• Required action:
Reproduce the entire listing exactly. Leave the pictures out.

• Data section:
=== Section Start ===
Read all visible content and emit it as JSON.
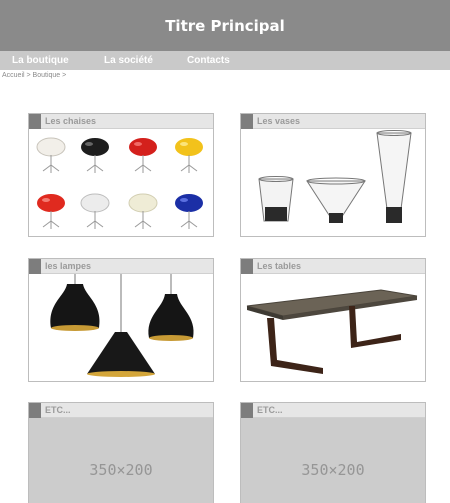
{
  "header": {
    "title": "Titre Principal"
  },
  "nav": {
    "items": [
      "La boutique",
      "La société",
      "Contacts"
    ]
  },
  "breadcrumb": "Accueil > Boutique >",
  "cards": [
    {
      "title": "Les chaises"
    },
    {
      "title": "Les vases"
    },
    {
      "title": "les lampes"
    },
    {
      "title": "Les tables"
    },
    {
      "title": "ETC...",
      "placeholder": "350×200"
    },
    {
      "title": "ETC...",
      "placeholder": "350×200"
    }
  ],
  "colors": {
    "header_bg": "#8a8a8a",
    "nav_bg": "#c9c9c9",
    "card_head_bg": "#e6e6e6",
    "card_marker": "#7d7d7d",
    "placeholder_bg": "#cccccc"
  },
  "icons": {
    "chairs": [
      "chair-white",
      "chair-black",
      "chair-red",
      "chair-yellow",
      "chair-red",
      "chair-white",
      "chair-cream",
      "chair-blue"
    ]
  }
}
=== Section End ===
• Response box:
Read all visible content and emit it as JSON.
{
  "header": {
    "title": "Titre Principal"
  },
  "nav": {
    "items": [
      "La boutique",
      "La société",
      "Contacts"
    ]
  },
  "breadcrumb": "Accueil > Boutique >",
  "cards": [
    {
      "title": "Les chaises"
    },
    {
      "title": "Les vases"
    },
    {
      "title": "les lampes"
    },
    {
      "title": "Les tables"
    },
    {
      "title": "ETC...",
      "placeholder": "350×200"
    },
    {
      "title": "ETC...",
      "placeholder": "350×200"
    }
  ],
  "colors": {
    "header_bg": "#8a8a8a",
    "nav_bg": "#c9c9c9",
    "card_head_bg": "#e6e6e6",
    "card_marker": "#7d7d7d",
    "placeholder_bg": "#cccccc"
  },
  "icons": {
    "chairs": [
      "chair-white",
      "chair-black",
      "chair-red",
      "chair-yellow",
      "chair-red",
      "chair-white",
      "chair-cream",
      "chair-blue"
    ]
  }
}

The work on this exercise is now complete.